The already decaying castle remained outside the fortification; presumably at its location the chapel on the Werth, donated by the Cordes after a flood of the river Lenne, was built in 1682.

Hardly changed during 600 years, in
1307 Schmallenberg counted 120 homesteads. Due to the countless feuds in the late Middle Ages, which made the country unsafe, inhabitants of the surrounding villages sought shelter within the town walls and became town citizens. Since they kept their possessions outside the city walls, the city area expanded.
When troops of the Archbishop of Cologne took Fredeburg Castle in 1444 in the course of the Soest Feud, leaving the surrounding area with only one sovereign (the Bishop of Cologne), Schmallenberg lost its function as a border fortification. City walls and gates were not renewed as much as they had been in strategically more important places. In 1787 the "Wassertor" (water gate) in the east of the town was demolished and in 1812 the entire town wall was demolished.
After immigration from the surrounding villages to Schmallenberg was completed at the beginning of the 16th century, the town grew only slightly until 1822. Despite rise and fall, fires and reconstruction, the outer appearance of the town hardly changed, and its population remained below 1,000 until the 19th century. For the first time after the demolition of the city wall in 1812, the city grew beyond the old buildings.

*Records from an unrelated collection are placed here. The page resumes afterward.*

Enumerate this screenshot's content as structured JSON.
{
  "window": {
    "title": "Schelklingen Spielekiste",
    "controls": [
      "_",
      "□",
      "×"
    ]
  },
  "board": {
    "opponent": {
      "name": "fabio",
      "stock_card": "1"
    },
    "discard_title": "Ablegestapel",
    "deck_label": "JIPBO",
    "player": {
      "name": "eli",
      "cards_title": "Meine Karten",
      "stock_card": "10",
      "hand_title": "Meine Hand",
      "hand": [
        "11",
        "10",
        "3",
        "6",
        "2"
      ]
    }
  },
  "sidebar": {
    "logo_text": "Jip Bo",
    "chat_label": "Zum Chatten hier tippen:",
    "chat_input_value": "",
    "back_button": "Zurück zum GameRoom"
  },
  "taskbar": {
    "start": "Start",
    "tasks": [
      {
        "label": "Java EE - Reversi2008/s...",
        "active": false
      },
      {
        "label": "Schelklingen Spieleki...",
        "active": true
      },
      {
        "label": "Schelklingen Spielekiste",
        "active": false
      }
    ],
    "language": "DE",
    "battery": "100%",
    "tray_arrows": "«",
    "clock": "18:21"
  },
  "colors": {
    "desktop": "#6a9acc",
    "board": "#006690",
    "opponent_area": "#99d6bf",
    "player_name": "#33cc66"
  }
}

Old cemetery
With the reconstruction after the town fire, the church moved to the centre of the town. This meant that there was no more room for the cemetery traditionally located next to the church, where the dead found their final resting place in the immediate vicinity of the sanctuary. The cemetery was therefore moved in 1825/26 to the south of the new town around the chapel on the Werth and extended several times (1846, 1857, 1901). The old graves remained until the 1950s, when the cemetery was converted into a small park. A few gravestones of meritorious Schmallenberg personalities were preserved.
In 1961, the war memorial for the Schmallenbergers who died in World War I was removed from the church square and parts of it (Stone relief by the artist Eugen Senge-Platten from 1923) were rebuilt in the old cemetery.

Chapel on the Werth
The chapel was donated in 1682 by Joannes Cordes and Maria Falcken after a flood of the river Lenne. The small one-nave, two-bay hall church contains a small baroque altar and is dedicated to Maria and Johannes the Evangelist. The foundation inscription is a chronogram and refers to the date of foundation. The location of the chapel is thought to be the "Smale Burg", the nucleus of the town of Schmallenberg. After the old memorial on the church square was removed in 1932, the memorial to Schmallenberg's fallen in the world wars was moved to the chapel in 1961.

Chapel on the Werth, after 1950

Document 1244, in which the settlement Schmallenberg is raised to town status

Seal of the city of Schmallenberg from 1261

Picture of the town 1686: The three town gates are clearly visible.

Narrow house in the view from south.

Chapel and cemetery on the Werth before 1950

Chapel and cemetery on the Werth before 1950.

View of the town and cemetery on Werth from the southeast around 1896

Cemetery on the Werth before 1950.

Cemetery on the Werth before 1950.

Cemetery on the Werth before 1950.

The cemetery becomes the spa gardens in the 50s